An intimate and Dickensian bar that’s just a short walk away from Islington upper street, Four Sisters is one the best cocktail bars in London. What makes their cocktail list spe-cial is the addition of house-infused spirits and barrel-aged bitters along with the good-ness of locally sourced and best-seasoned ingredients. I like the rustic feel of this place. You could end up bamboozled by the cocktail menu, so when in doubt I’d say go for the the Urban Barbeque or In God We Trust.

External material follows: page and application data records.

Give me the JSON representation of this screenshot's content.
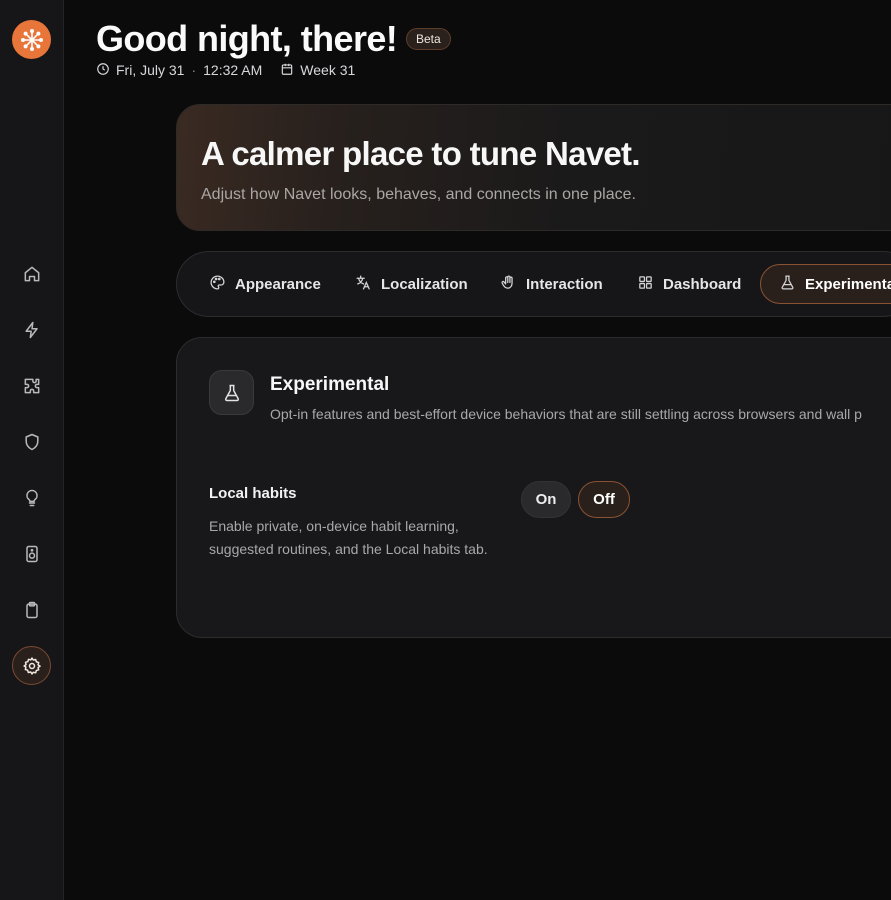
{
  "header": {
    "greeting": "Good night, there!",
    "badge": "Beta",
    "date": "Fri, July 31",
    "separator": "·",
    "time": "12:32 AM",
    "week": "Week 31"
  },
  "sidebar": {
    "logo_icon": "sparkle-logo-icon",
    "items": [
      {
        "icon": "home-icon",
        "active": false
      },
      {
        "icon": "lightning-icon",
        "active": false
      },
      {
        "icon": "puzzle-icon",
        "active": false
      },
      {
        "icon": "shield-icon",
        "active": false
      },
      {
        "icon": "lightbulb-icon",
        "active": false
      },
      {
        "icon": "speaker-icon",
        "active": false
      },
      {
        "icon": "clipboard-icon",
        "active": false
      },
      {
        "icon": "gear-icon",
        "active": true
      }
    ]
  },
  "hero": {
    "title": "A calmer place to tune Navet.",
    "subtitle": "Adjust how Navet looks, behaves, and connects in one place."
  },
  "tabs": [
    {
      "label": "Appearance",
      "icon": "palette-icon",
      "active": false
    },
    {
      "label": "Localization",
      "icon": "translate-icon",
      "active": false
    },
    {
      "label": "Interaction",
      "icon": "hand-icon",
      "active": false
    },
    {
      "label": "Dashboard",
      "icon": "grid-icon",
      "active": false
    },
    {
      "label": "Experimental",
      "icon": "flask-icon",
      "active": true
    }
  ],
  "section": {
    "icon": "flask-icon",
    "title": "Experimental",
    "description": "Opt-in features and best-effort device behaviors that are still settling across browsers and wall p",
    "setting": {
      "label": "Local habits",
      "description": "Enable private, on-device habit learning, suggested routines, and the Local habits tab.",
      "options": [
        "On",
        "Off"
      ],
      "selected": "Off"
    }
  },
  "colors": {
    "accent": "#e8763a",
    "background": "#0b0b0c",
    "active_border": "#8a5233"
  }
}
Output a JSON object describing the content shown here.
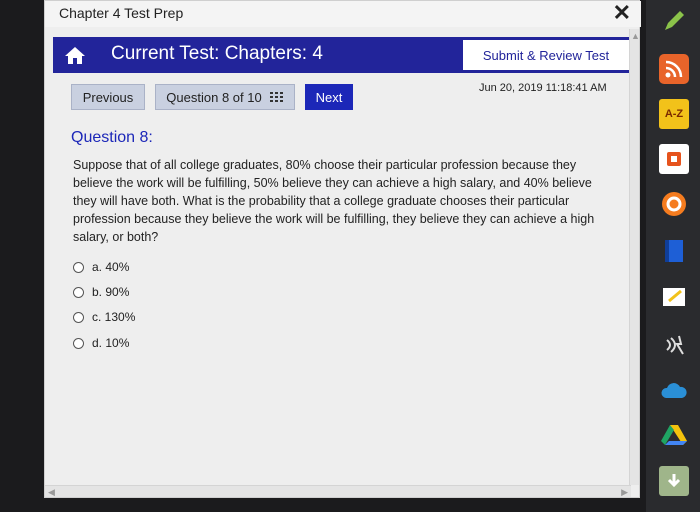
{
  "window": {
    "title": "Chapter 4 Test Prep",
    "close_glyph": "✕"
  },
  "header": {
    "test_title": "Current Test: Chapters: 4",
    "submit_label": "Submit & Review Test"
  },
  "nav": {
    "previous_label": "Previous",
    "question_counter": "Question 8 of 10",
    "next_label": "Next"
  },
  "timestamp": "Jun 20, 2019 11:18:41 AM",
  "question": {
    "heading": "Question 8:",
    "text": "Suppose that of all college graduates, 80% choose their particular profession because they believe the work will be fulfilling, 50% believe they can achieve a high salary, and 40% believe they will have both. What is the probability that a college graduate chooses their particular profession because they believe the work will be fulfilling, they believe they can achieve a high salary, or both?",
    "options": [
      {
        "label": "a. 40%"
      },
      {
        "label": "b. 90%"
      },
      {
        "label": "c. 130%"
      },
      {
        "label": "d. 10%"
      }
    ]
  },
  "dock": {
    "icons": [
      "pencil-icon",
      "rss-icon",
      "dictionary-icon",
      "office-icon",
      "pocket-icon",
      "book-icon",
      "note-icon",
      "voice-icon",
      "cloud-icon",
      "drive-icon",
      "download-icon"
    ],
    "dictionary_label": "A-Z"
  },
  "colors": {
    "header_bg": "#22249a",
    "next_bg": "#1c27b8",
    "question_heading": "#1c27b8"
  }
}
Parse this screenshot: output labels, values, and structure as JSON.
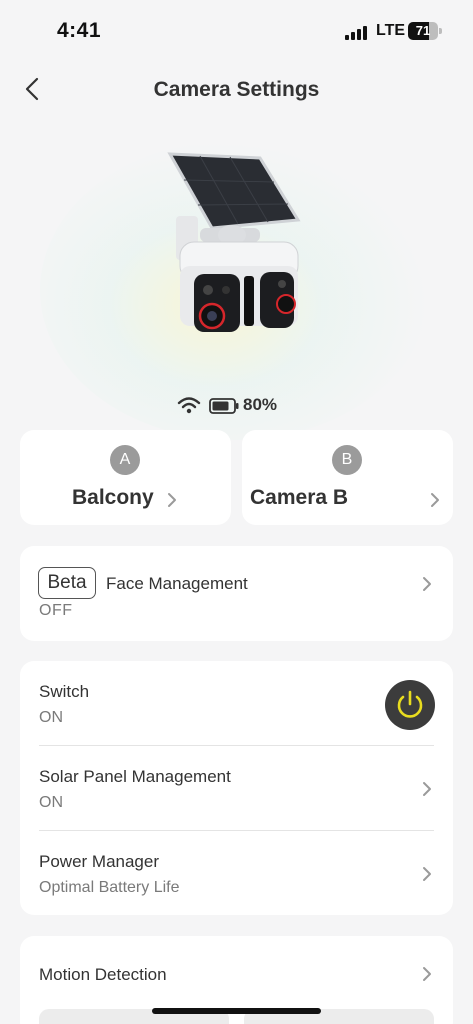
{
  "status_bar": {
    "time": "4:41",
    "network": "LTE",
    "battery_level": "71",
    "battery_fraction": 0.71
  },
  "header": {
    "title": "Camera Settings",
    "back_icon": "chevron-left-icon"
  },
  "device": {
    "image_icon": "solar-camera-image",
    "wifi_icon": "wifi-icon",
    "battery_icon": "battery-icon",
    "battery_percent": "80%"
  },
  "channels": [
    {
      "badge": "A",
      "name": "Balcony"
    },
    {
      "badge": "B",
      "name": "Camera B"
    }
  ],
  "face_management": {
    "tag": "Beta",
    "label": "Face Management",
    "value": "OFF"
  },
  "power_section": {
    "switch": {
      "label": "Switch",
      "value": "ON",
      "icon": "power-icon",
      "accent": "#e8dc1f"
    },
    "solar": {
      "label": "Solar Panel Management",
      "value": "ON"
    },
    "power_manager": {
      "label": "Power Manager",
      "value": "Optimal Battery Life"
    }
  },
  "motion": {
    "label": "Motion Detection"
  },
  "colors": {
    "background": "#f5f5f6",
    "card": "#ffffff",
    "badge": "#9b9b9b",
    "toggle_bg": "#3c3c3c",
    "power_accent": "#e8dc1f"
  }
}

I would personally recommend you skip right over the bars in Central London. There's so much more to the city than Zone 1, and any Londoner will tell you that the best stuff is kept in Zone 2, for the locals. But if you do have to go into town, I’d say check out The Social. It was started by a record label more than 20 years ago. The label never really took off, but the venue did and it became a regular gig spot for popular musicians. The bar is split into two levels, so after a few drinks upstairs, head down to the club. If you stick around long enough, you can also become a member of the Social Club and get great specials.
Just a two-minute walk away from Shepherd’s Bush Overground and Underground station, Defector’s Weld is another local boozer. It’s been a while since I crossed the threshold of this place, but I remember there was always great music and good vibes. It’s pretty big, so you’ll always be able to find somewhere to sit and they do a pub quiz on Monday nights which is not to be missed if you want a real London pub experience. They’re also dog friendly, so should you happen to have picked up a four-legged friend along the way, you can all hang out here.